##### Dataset records
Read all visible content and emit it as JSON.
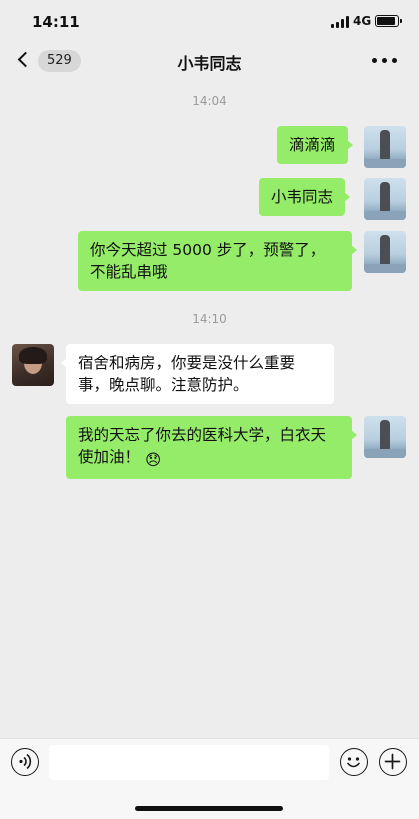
{
  "status_bar": {
    "time": "14:11",
    "network": "4G"
  },
  "nav": {
    "unread_count": "529",
    "title": "小韦同志"
  },
  "messages": [
    {
      "timestamp": "14:04"
    },
    {
      "text": "滴滴滴"
    },
    {
      "text": "小韦同志"
    },
    {
      "text": "你今天超过 5000 步了，预警了，不能乱串哦"
    },
    {
      "timestamp": "14:10"
    },
    {
      "text": "宿舍和病房，你要是没什么重要事，晚点聊。注意防护。"
    },
    {
      "text": "我的天忘了你去的医科大学，白衣天使加油！"
    }
  ],
  "icons": {
    "back": "chevron-left-icon",
    "more": "more-dots-icon",
    "voice": "voice-icon",
    "emoji": "smile-icon",
    "add": "plus-icon",
    "inline_emoji": "😞"
  },
  "colors": {
    "sent_bubble": "#95ec69",
    "received_bubble": "#ffffff",
    "background": "#ededed"
  }
}
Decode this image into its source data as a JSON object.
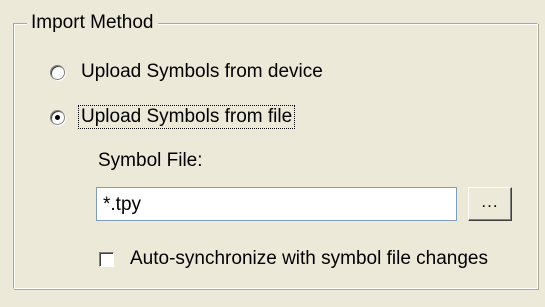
{
  "import_method": {
    "title": "Import Method",
    "options": [
      {
        "label": "Upload Symbols from device",
        "selected": false
      },
      {
        "label": "Upload Symbols from file",
        "selected": true
      }
    ],
    "symbol_file": {
      "label": "Symbol File:",
      "value": "*.tpy",
      "browse_label": "..."
    },
    "auto_sync": {
      "label": "Auto-synchronize with symbol file changes",
      "checked": false
    }
  }
}
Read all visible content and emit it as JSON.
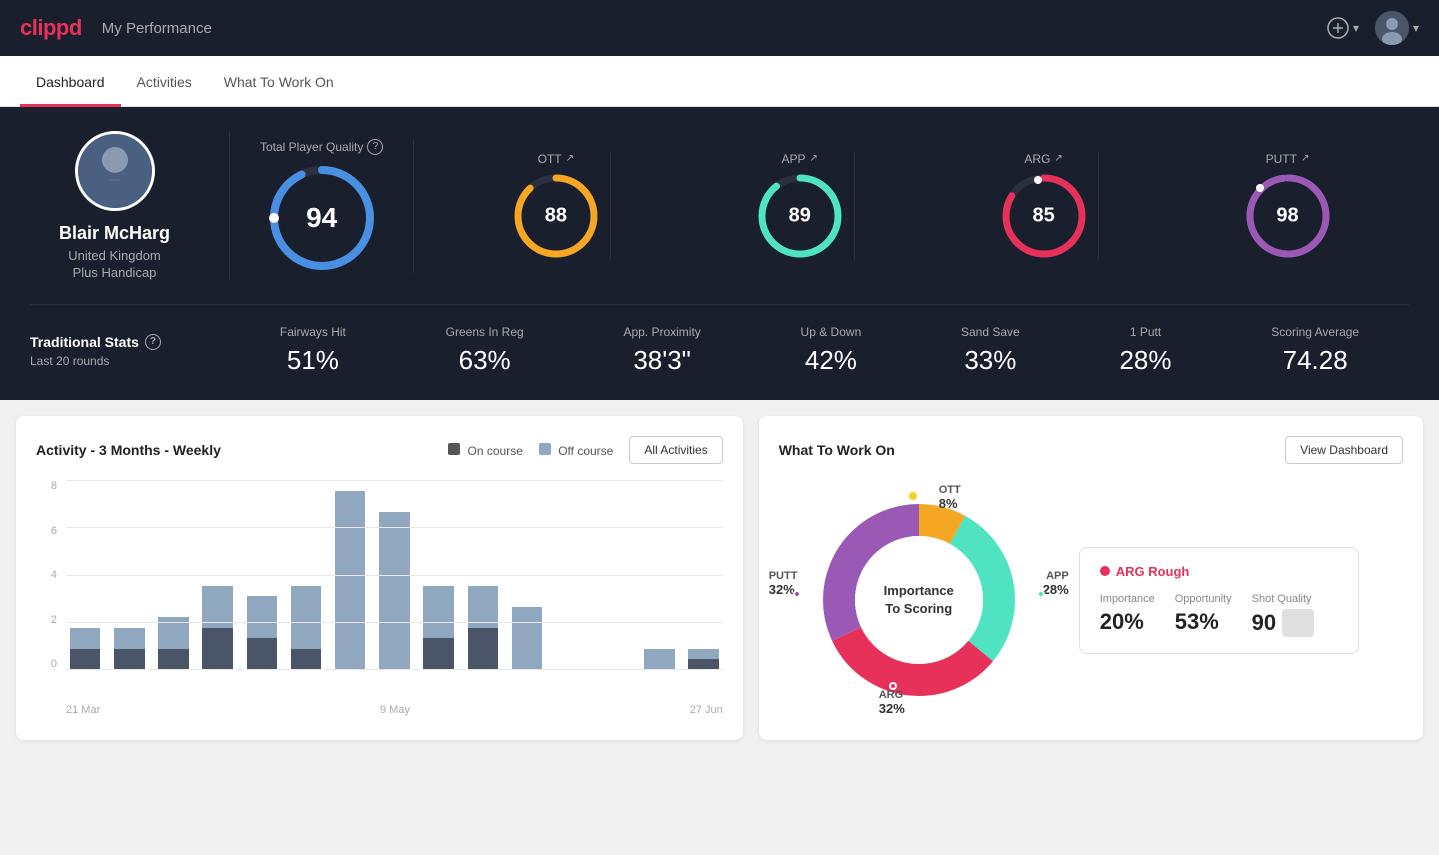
{
  "app": {
    "logo": "clippd",
    "header_title": "My Performance"
  },
  "nav": {
    "tabs": [
      {
        "id": "dashboard",
        "label": "Dashboard",
        "active": true
      },
      {
        "id": "activities",
        "label": "Activities",
        "active": false
      },
      {
        "id": "what-to-work-on",
        "label": "What To Work On",
        "active": false
      }
    ]
  },
  "player": {
    "name": "Blair McHarg",
    "country": "United Kingdom",
    "handicap": "Plus Handicap",
    "avatar_text": "👤"
  },
  "scores": {
    "total_quality_label": "Total Player Quality",
    "total_value": "94",
    "total_color": "#4a90e2",
    "categories": [
      {
        "label": "OTT",
        "value": "88",
        "color": "#f5a623"
      },
      {
        "label": "APP",
        "value": "89",
        "color": "#50e3c2"
      },
      {
        "label": "ARG",
        "value": "85",
        "color": "#e8315a"
      },
      {
        "label": "PUTT",
        "value": "98",
        "color": "#9b59b6"
      }
    ]
  },
  "trad_stats": {
    "title": "Traditional Stats",
    "subtitle": "Last 20 rounds",
    "items": [
      {
        "label": "Fairways Hit",
        "value": "51%"
      },
      {
        "label": "Greens In Reg",
        "value": "63%"
      },
      {
        "label": "App. Proximity",
        "value": "38'3\""
      },
      {
        "label": "Up & Down",
        "value": "42%"
      },
      {
        "label": "Sand Save",
        "value": "33%"
      },
      {
        "label": "1 Putt",
        "value": "28%"
      },
      {
        "label": "Scoring Average",
        "value": "74.28"
      }
    ]
  },
  "activity_chart": {
    "title": "Activity - 3 Months - Weekly",
    "legend": {
      "on_course": "On course",
      "off_course": "Off course"
    },
    "button_label": "All Activities",
    "y_labels": [
      "0",
      "2",
      "4",
      "6",
      "8"
    ],
    "x_labels": [
      "21 Mar",
      "9 May",
      "27 Jun"
    ],
    "bars": [
      {
        "on": 1,
        "off": 1
      },
      {
        "on": 1,
        "off": 1
      },
      {
        "on": 1,
        "off": 1.5
      },
      {
        "on": 2,
        "off": 2
      },
      {
        "on": 1.5,
        "off": 2
      },
      {
        "on": 1,
        "off": 3
      },
      {
        "on": 0,
        "off": 8.5
      },
      {
        "on": 0,
        "off": 7.5
      },
      {
        "on": 1.5,
        "off": 2.5
      },
      {
        "on": 2,
        "off": 2
      },
      {
        "on": 0,
        "off": 3
      },
      {
        "on": 0,
        "off": 0
      },
      {
        "on": 0,
        "off": 0
      },
      {
        "on": 0,
        "off": 1
      },
      {
        "on": 0.5,
        "off": 0.5
      }
    ]
  },
  "what_to_work_on": {
    "title": "What To Work On",
    "button_label": "View Dashboard",
    "donut_label": "Importance\nTo Scoring",
    "segments": [
      {
        "label": "OTT",
        "pct": 8,
        "color": "#f5a623",
        "pos": "top"
      },
      {
        "label": "APP",
        "pct": 28,
        "color": "#50e3c2",
        "pos": "right"
      },
      {
        "label": "ARG",
        "pct": 32,
        "color": "#e8315a",
        "pos": "bottom"
      },
      {
        "label": "PUTT",
        "pct": 32,
        "color": "#9b59b6",
        "pos": "left"
      }
    ],
    "info_card": {
      "title": "ARG Rough",
      "metrics": [
        {
          "label": "Importance",
          "value": "20%"
        },
        {
          "label": "Opportunity",
          "value": "53%"
        },
        {
          "label": "Shot Quality",
          "value": "90",
          "badge": true,
          "badge_color": "#e0e0e0"
        }
      ]
    }
  }
}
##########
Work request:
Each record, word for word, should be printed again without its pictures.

Solution to this task:
Read all visible content and emit it as JSON.
{
  "status_bar": {
    "time": "14:11",
    "network": "4G"
  },
  "nav": {
    "unread_count": "529",
    "title": "小韦同志"
  },
  "messages": [
    {
      "timestamp": "14:04"
    },
    {
      "text": "滴滴滴"
    },
    {
      "text": "小韦同志"
    },
    {
      "text": "你今天超过 5000 步了，预警了，不能乱串哦"
    },
    {
      "timestamp": "14:10"
    },
    {
      "text": "宿舍和病房，你要是没什么重要事，晚点聊。注意防护。"
    },
    {
      "text": "我的天忘了你去的医科大学，白衣天使加油！"
    }
  ],
  "icons": {
    "back": "chevron-left-icon",
    "more": "more-dots-icon",
    "voice": "voice-icon",
    "emoji": "smile-icon",
    "add": "plus-icon",
    "inline_emoji": "😞"
  },
  "colors": {
    "sent_bubble": "#95ec69",
    "received_bubble": "#ffffff",
    "background": "#ededed"
  }
}
Decode this image into its source data as a JSON object.
{
  "import_method": {
    "title": "Import Method",
    "options": [
      {
        "label": "Upload Symbols from device",
        "selected": false
      },
      {
        "label": "Upload Symbols from file",
        "selected": true
      }
    ],
    "symbol_file": {
      "label": "Symbol File:",
      "value": "*.tpy",
      "browse_label": "..."
    },
    "auto_sync": {
      "label": "Auto-synchronize with symbol file changes",
      "checked": false
    }
  }
}
Read all visible content and emit it as JSON.
{
  "app": {
    "logo": "clippd",
    "header_title": "My Performance"
  },
  "nav": {
    "tabs": [
      {
        "id": "dashboard",
        "label": "Dashboard",
        "active": true
      },
      {
        "id": "activities",
        "label": "Activities",
        "active": false
      },
      {
        "id": "what-to-work-on",
        "label": "What To Work On",
        "active": false
      }
    ]
  },
  "player": {
    "name": "Blair McHarg",
    "country": "United Kingdom",
    "handicap": "Plus Handicap",
    "avatar_text": "👤"
  },
  "scores": {
    "total_quality_label": "Total Player Quality",
    "total_value": "94",
    "total_color": "#4a90e2",
    "categories": [
      {
        "label": "OTT",
        "value": "88",
        "color": "#f5a623"
      },
      {
        "label": "APP",
        "value": "89",
        "color": "#50e3c2"
      },
      {
        "label": "ARG",
        "value": "85",
        "color": "#e8315a"
      },
      {
        "label": "PUTT",
        "value": "98",
        "color": "#9b59b6"
      }
    ]
  },
  "trad_stats": {
    "title": "Traditional Stats",
    "subtitle": "Last 20 rounds",
    "items": [
      {
        "label": "Fairways Hit",
        "value": "51%"
      },
      {
        "label": "Greens In Reg",
        "value": "63%"
      },
      {
        "label": "App. Proximity",
        "value": "38'3\""
      },
      {
        "label": "Up & Down",
        "value": "42%"
      },
      {
        "label": "Sand Save",
        "value": "33%"
      },
      {
        "label": "1 Putt",
        "value": "28%"
      },
      {
        "label": "Scoring Average",
        "value": "74.28"
      }
    ]
  },
  "activity_chart": {
    "title": "Activity - 3 Months - Weekly",
    "legend": {
      "on_course": "On course",
      "off_course": "Off course"
    },
    "button_label": "All Activities",
    "y_labels": [
      "0",
      "2",
      "4",
      "6",
      "8"
    ],
    "x_labels": [
      "21 Mar",
      "9 May",
      "27 Jun"
    ],
    "bars": [
      {
        "on": 1,
        "off": 1
      },
      {
        "on": 1,
        "off": 1
      },
      {
        "on": 1,
        "off": 1.5
      },
      {
        "on": 2,
        "off": 2
      },
      {
        "on": 1.5,
        "off": 2
      },
      {
        "on": 1,
        "off": 3
      },
      {
        "on": 0,
        "off": 8.5
      },
      {
        "on": 0,
        "off": 7.5
      },
      {
        "on": 1.5,
        "off": 2.5
      },
      {
        "on": 2,
        "off": 2
      },
      {
        "on": 0,
        "off": 3
      },
      {
        "on": 0,
        "off": 0
      },
      {
        "on": 0,
        "off": 0
      },
      {
        "on": 0,
        "off": 1
      },
      {
        "on": 0.5,
        "off": 0.5
      }
    ]
  },
  "what_to_work_on": {
    "title": "What To Work On",
    "button_label": "View Dashboard",
    "donut_label": "Importance\nTo Scoring",
    "segments": [
      {
        "label": "OTT",
        "pct": 8,
        "color": "#f5a623",
        "pos": "top"
      },
      {
        "label": "APP",
        "pct": 28,
        "color": "#50e3c2",
        "pos": "right"
      },
      {
        "label": "ARG",
        "pct": 32,
        "color": "#e8315a",
        "pos": "bottom"
      },
      {
        "label": "PUTT",
        "pct": 32,
        "color": "#9b59b6",
        "pos": "left"
      }
    ],
    "info_card": {
      "title": "ARG Rough",
      "metrics": [
        {
          "label": "Importance",
          "value": "20%"
        },
        {
          "label": "Opportunity",
          "value": "53%"
        },
        {
          "label": "Shot Quality",
          "value": "90",
          "badge": true,
          "badge_color": "#e0e0e0"
        }
      ]
    }
  }
}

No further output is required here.